Component data from apps and pages
[Start of section]

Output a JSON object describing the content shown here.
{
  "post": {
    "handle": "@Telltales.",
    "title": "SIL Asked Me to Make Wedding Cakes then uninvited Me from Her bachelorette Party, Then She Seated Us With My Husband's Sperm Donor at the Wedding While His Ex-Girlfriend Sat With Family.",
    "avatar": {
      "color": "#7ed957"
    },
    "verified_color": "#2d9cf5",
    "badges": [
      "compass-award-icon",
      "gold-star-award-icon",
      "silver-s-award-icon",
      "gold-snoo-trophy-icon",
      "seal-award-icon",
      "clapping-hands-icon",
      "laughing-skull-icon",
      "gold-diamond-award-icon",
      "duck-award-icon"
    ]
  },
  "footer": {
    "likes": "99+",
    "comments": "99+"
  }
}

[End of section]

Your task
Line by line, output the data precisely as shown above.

Exercise response
Output a JSON object describing the content shown here.
{
  "post": {
    "handle": "@Telltales.",
    "title": "SIL Asked Me to Make Wedding Cakes then uninvited Me from Her bachelorette Party, Then She Seated Us With My Husband's Sperm Donor at the Wedding While His Ex-Girlfriend Sat With Family.",
    "avatar": {
      "color": "#7ed957"
    },
    "verified_color": "#2d9cf5",
    "badges": [
      "compass-award-icon",
      "gold-star-award-icon",
      "silver-s-award-icon",
      "gold-snoo-trophy-icon",
      "seal-award-icon",
      "clapping-hands-icon",
      "laughing-skull-icon",
      "gold-diamond-award-icon",
      "duck-award-icon"
    ]
  },
  "footer": {
    "likes": "99+",
    "comments": "99+"
  }
}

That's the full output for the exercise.